An individual confronted with the vast diversity of religious beliefs and practices in the world has four possible ways of making sense of this situation. The first is naturalism, the position that all religious beliefs are merely the product of human projection and therefore false. The second is pluralism, the idea that there is a single ultimate religious reality and all religious traditions are actually different ways of experiencing or interpreting this reality. The third option is inclusivism, the position that there is one religion that offers the most effective path to salvation, but others outside this religion can somehow be saved or liberated. The final option is exclusivism, the idea that one religion is exclusively true and the doctrines of other religions are false when they conflict with this religion.

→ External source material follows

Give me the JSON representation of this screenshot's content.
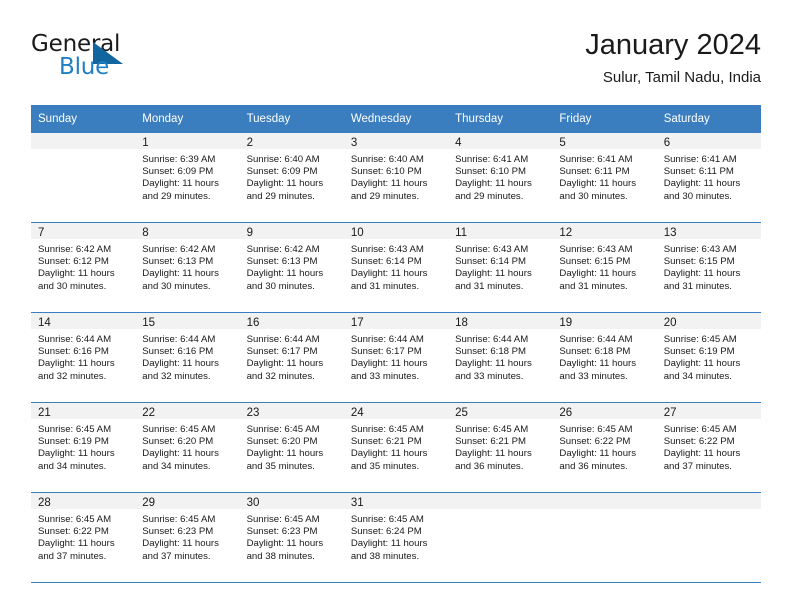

For the Christian, believing anything less than exclusivism would seem to contradict the clear teaching of Christ. Yet, today, this position is not popular. To endorse one religion over others is considered arbitrary, irrational, unjustified, even oppressive and imperialistic.
In a new book released last month, Joseph Kim seeks to defend Christian exclusivism against these charges. Reformed Epistemology and the Problem of Religious Diversity interacts with Alvin Plantinga’s proper function account of warrant and shows why mutually exclusive religious beliefs do not serve as defeaters for Christian belief. Kim, a former lecturer in philosophy and business ethics at the University of California and Arizona State University, argues that the Christian exclusivist need not give up her Christian belief when faced with the problem of religious diversity even when she is unable to give an argument for the truth of Christian belief to those that disagree.
For those looking for a solid defense of Christian belief and a good introduction to the central issues that connect contemporary epistemology and the philosophy of religion, this looks like a book to seriously consider.
Below are the table of contents and some of the endorsements: